We do it better

If you have been following the World Baseball Classic, most likely you have seen this word in a big banner in the crowd. What does it mean, how is it pronounced? Today, we have answers!

The word Puñeta, according to the diccionary is… I have no idea and I don’t want to look for it. The fact is that the word is mostly used by Boricuas and its meaning is “to masturbate”. But, as I have said before, one thing is Spanish and a totally different one is Boricua Spanish. I will not talk about sex here, don’t worry parents out there!
We use the word in different situations and moments. Let’s say you work with a hammer. You start hitting the nail and all of a sudden, the hammer decides to hit your finger. Some people may scream, some others may say “Daaaaaaamn”, or many Boricuas can choose to use “Coño!”. But if it really hurts, a big “Puñeta” is always necessary. In this case is like a pain reliever kind of thing.

But it can be used in other situations too. We all have a friend who we have not seen in quite some time. One day you walk by the street minding your business and you see this friend. You are filled with emotion, really happy and surprised to see him. You walk to him, embrace your friend with a big hug and you say: Puñeta, que bueno verte brother! (So damn good to see you, man!) You see, in this case the word is used to express a good or happy emotion. I was buying candy for my son the other day at school and a lollipop costs 25 cents. A quarter for a lollipop??!!!!!?? Puñeta, pero que caro está eso! (Damn that is expensive!). When you are surprised about someone trying to rip you off, Puñeta is the word to use.

PUÑETA
PUÑETA

But why did we see it in the baseball game last Monday?
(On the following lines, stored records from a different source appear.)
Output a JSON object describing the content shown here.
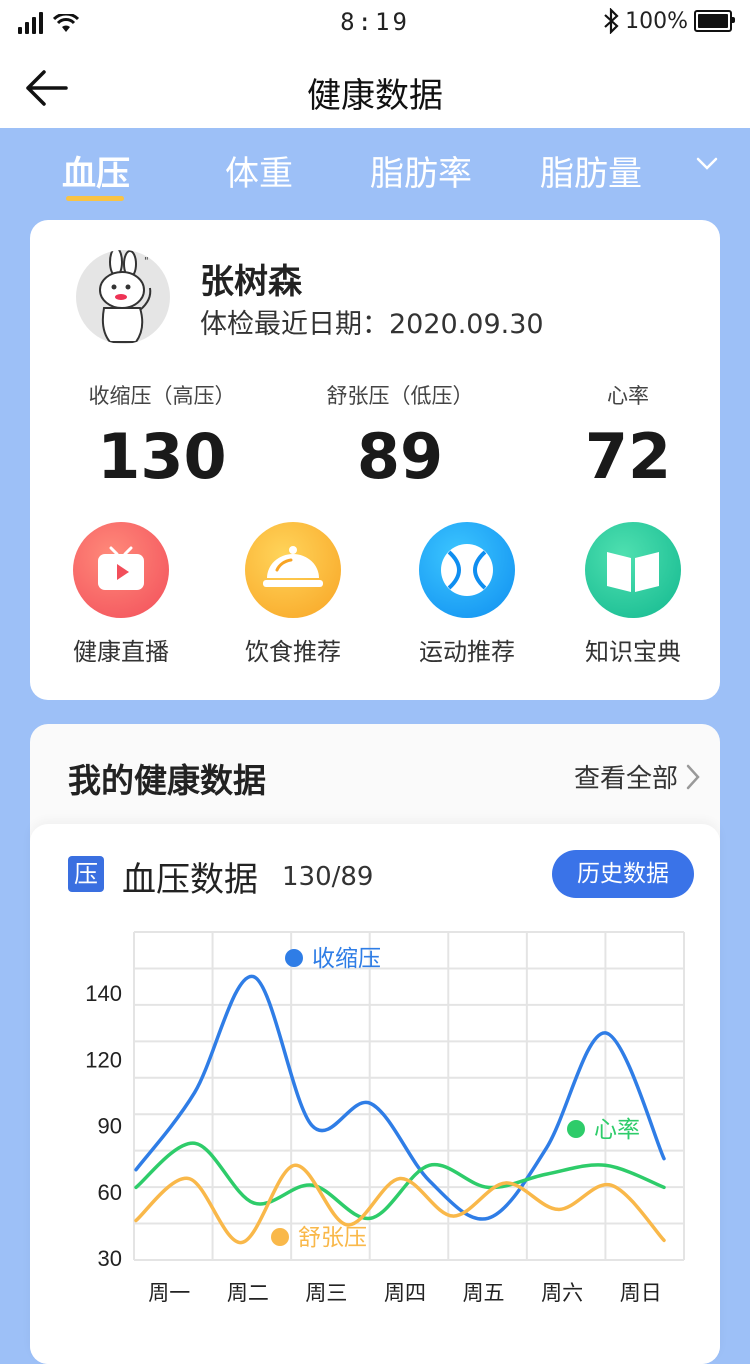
{
  "status_bar": {
    "time": "8:19",
    "battery": "100%"
  },
  "nav": {
    "title": "健康数据"
  },
  "tabs": [
    {
      "label": "血压",
      "active": true
    },
    {
      "label": "体重",
      "active": false
    },
    {
      "label": "脂肪率",
      "active": false
    },
    {
      "label": "脂肪量",
      "active": false
    }
  ],
  "profile": {
    "name": "张树森",
    "date_label": "体检最近日期：",
    "date": "2020.09.30"
  },
  "metrics": [
    {
      "label": "收缩压（高压）",
      "value": "130"
    },
    {
      "label": "舒张压（低压）",
      "value": "89"
    },
    {
      "label": "心率",
      "value": "72"
    }
  ],
  "quick_links": [
    {
      "label": "健康直播",
      "icon": "tv-play-icon",
      "color": "#f55a5a"
    },
    {
      "label": "饮食推荐",
      "icon": "food-cloche-icon",
      "color": "#f9b233"
    },
    {
      "label": "运动推荐",
      "icon": "ball-icon",
      "color": "#1aa8f5"
    },
    {
      "label": "知识宝典",
      "icon": "book-icon",
      "color": "#22c9a0"
    }
  ],
  "health_section": {
    "title": "我的健康数据",
    "more": "查看全部"
  },
  "bp_card": {
    "badge": "压",
    "title": "血压数据",
    "value": "130/89",
    "history_button": "历史数据"
  },
  "chart_data": {
    "type": "line",
    "categories": [
      "周一",
      "周二",
      "周三",
      "周四",
      "周五",
      "周六",
      "周日"
    ],
    "y_ticks": [
      30,
      60,
      90,
      120,
      140
    ],
    "series": [
      {
        "name": "收缩压",
        "color": "#2f7de6",
        "values": [
          70,
          105,
          145,
          90,
          100,
          65,
          48,
          80,
          128,
          75
        ]
      },
      {
        "name": "心率",
        "color": "#2ecc6a",
        "values": [
          62,
          82,
          55,
          63,
          48,
          72,
          62,
          68,
          72,
          62
        ]
      },
      {
        "name": "舒张压",
        "color": "#f9b84a",
        "values": [
          47,
          66,
          37,
          72,
          45,
          66,
          49,
          64,
          52,
          63,
          38
        ]
      }
    ],
    "grid": true
  }
}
Is it a Boricua word for Strike three? Is it the Boricua word for “We need a better pitcher”. No my young apprentice. Puñeta in sports is a scream of war, a “Geronimo” for…whoever uses Geronimo (I don’t know, I have never used it). For us, means “WE DID IT”, “IN YOUR FACE”… On September 1999, while Felix Trinidad and Oscar de la Hoya were waiting for the final decision on their fight, everyone in Puerto Rico was in the edge of their seats. When Trinidad heard he was declared the winner, he did not scream “Thank you”, or “I knew it”. He screamed a big and clear “PUÑEEEEETAAAAA!!!!!” In a baseball game some time ago, Edgar Martinez, future Hall of Famer, hit a home run, on his way to first base, he did not shout “That was a good hit”. He screamed PUÑEEEETAAAAAA!!!!!! And when Denisse Quiñones won the Miss Universe pageant, she should have scream Puñeta too (Shame on you)!

So that’s what happened last Sunday in the game. We were winning, we were going to the finals, we were screaming PUÑETA! Tonight we will use the word again; without fear, with pride. What does it mean, you ask? In tonights game, it means a Nation is ready for a win. How do you pronounce it? With you heart full of pride. Until next week, cójanlo suave, puñeta!

UPDATE: Puerto Rico lost the game with a 3 – 0 score. We can still use the word “Puñeta” in this case. Today it means sadness, pain. “Puñeta, perdimos! (Damn, we lost!) But still you got to learn what the word means and when to use it. Also, the championship stayed on this side of the Planet, on the Caribbean. Great job to my Dominican friends! Until next week…